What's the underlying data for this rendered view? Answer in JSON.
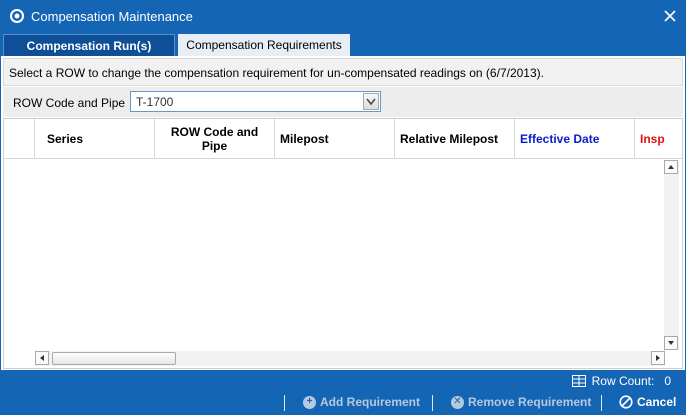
{
  "window": {
    "title": "Compensation Maintenance"
  },
  "tabs": [
    {
      "label": "Compensation Run(s)",
      "active": true
    },
    {
      "label": "Compensation Requirements",
      "active": false
    }
  ],
  "info": {
    "text": "Select a ROW to change the compensation requirement for un-compensated readings on (6/7/2013)."
  },
  "filter": {
    "label": "ROW Code and Pipe",
    "value": "T-1700"
  },
  "grid": {
    "columns": [
      {
        "label": "Series",
        "color": "#000000"
      },
      {
        "label": "ROW Code and Pipe",
        "color": "#000000"
      },
      {
        "label": "Milepost",
        "color": "#000000"
      },
      {
        "label": "Relative Milepost",
        "color": "#000000"
      },
      {
        "label": "Effective Date",
        "color": "#0a1cc8"
      },
      {
        "label": "Insp",
        "color": "#e01010"
      }
    ],
    "rows": []
  },
  "status": {
    "row_count_label": "Row Count:",
    "row_count": "0"
  },
  "actions": {
    "add_label": "Add Requirement",
    "remove_label": "Remove Requirement",
    "cancel_label": "Cancel"
  },
  "colors": {
    "brand": "#1565b5"
  }
}
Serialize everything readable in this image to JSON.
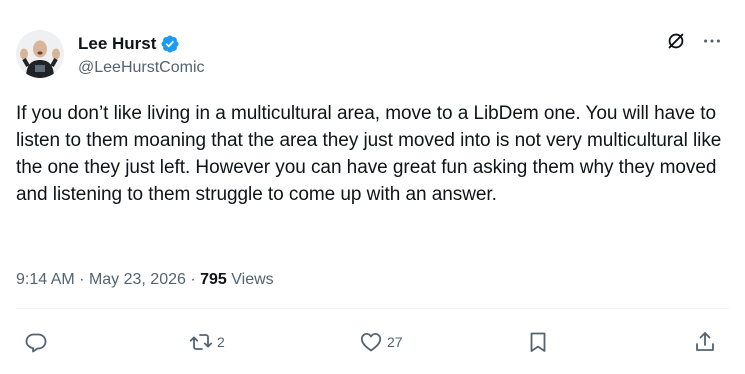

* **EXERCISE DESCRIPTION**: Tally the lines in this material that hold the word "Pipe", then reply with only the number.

* **RESULT FOR THIS EXERCISE**: 2